The experiment stopped after a visit to the "prison" of the bride, Dr. Zimbardo. The girl also worked as a teacher at Stanford. In her opinion, the conditions of the “prisoners” were cruel and inhuman, and the scientific interest in this case could not solve the ethical problem. In the end, Zimbardo was forced to admit that the verge of his was somewhat blurred - from an impartial observer, he gradually turned into a real prison warden, and more and more felt immersed in a new role.
As a result, the project had to be interrupted by the sixth day, although it was assumed that it would last about two weeks. The prisoners took the news with great enthusiasm, which is not the case with the guards who got used to the role and were disappointed that everything ended so quickly. Each of them conscientiously observed the time frame of shifts, no one shirked overtime and did not refuse to leave “due to illness”.
All the guards could be divided into three types: some carried out their duties and mocked the prisoners with undisguised pleasure, others did it because “this is necessary” and “official duties”, the third gave the situation discomfort, they preferred to withdraw from punitive and derogatory policies However, they did not interfere with the "colleagues".
The conclusions of the experiment, as Zimbardo himself believed, proved the theory that he put forward that the behavior of guards and prisoners in prisons is not influenced by their personality and “background”, but the situation in which they fell, as well as the environment and social roles. Receiving "good" from representatives of the authorities, which in this case were the professors of Stanford, in fact, to humiliate and break the other person within their professional duties, the guards demonstrated their readiness to follow the rules of the game. At the same time, the participants from the prisoners quickly stopped resisting moral violence. The more a person was prone to passivity and dependence on the opinions of others, the less painful was the reaction to the conditions of imprisonment. Conversely, strong, creative and independent participants showed resistance and inability to adapt.
The scientific method of Zimbardo and the ethical side of the question caused a controversial assessment of the experiment in the scientific community.
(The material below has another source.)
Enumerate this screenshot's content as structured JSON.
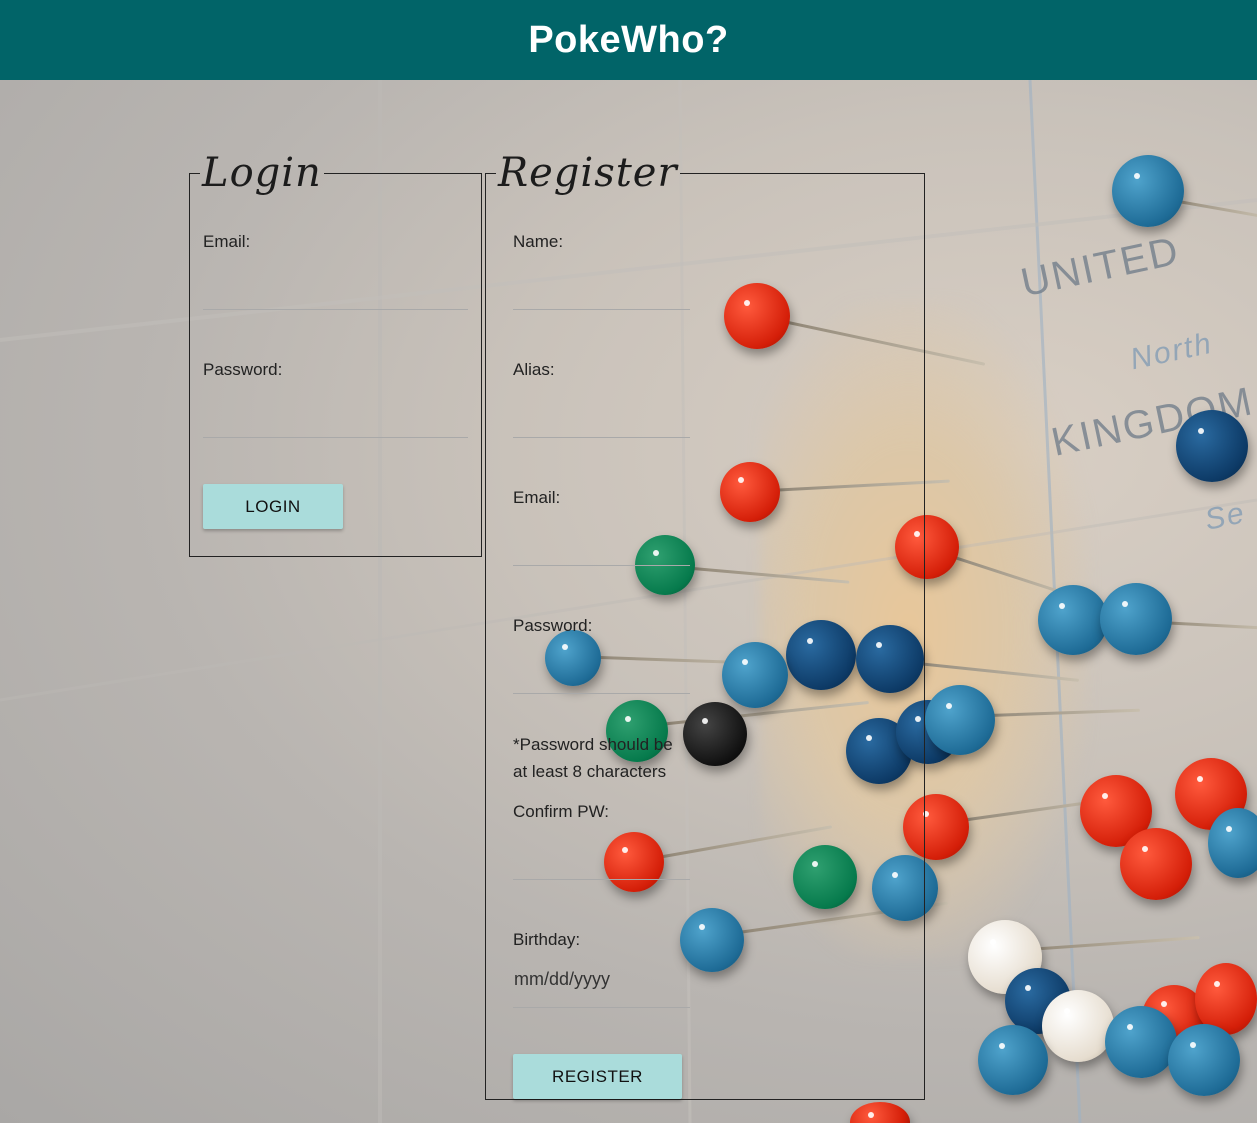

This project is often compared to Milgram's experience, where participants demonstrated a willingness to inflict severe physical pain on other people as part of their “official duties”.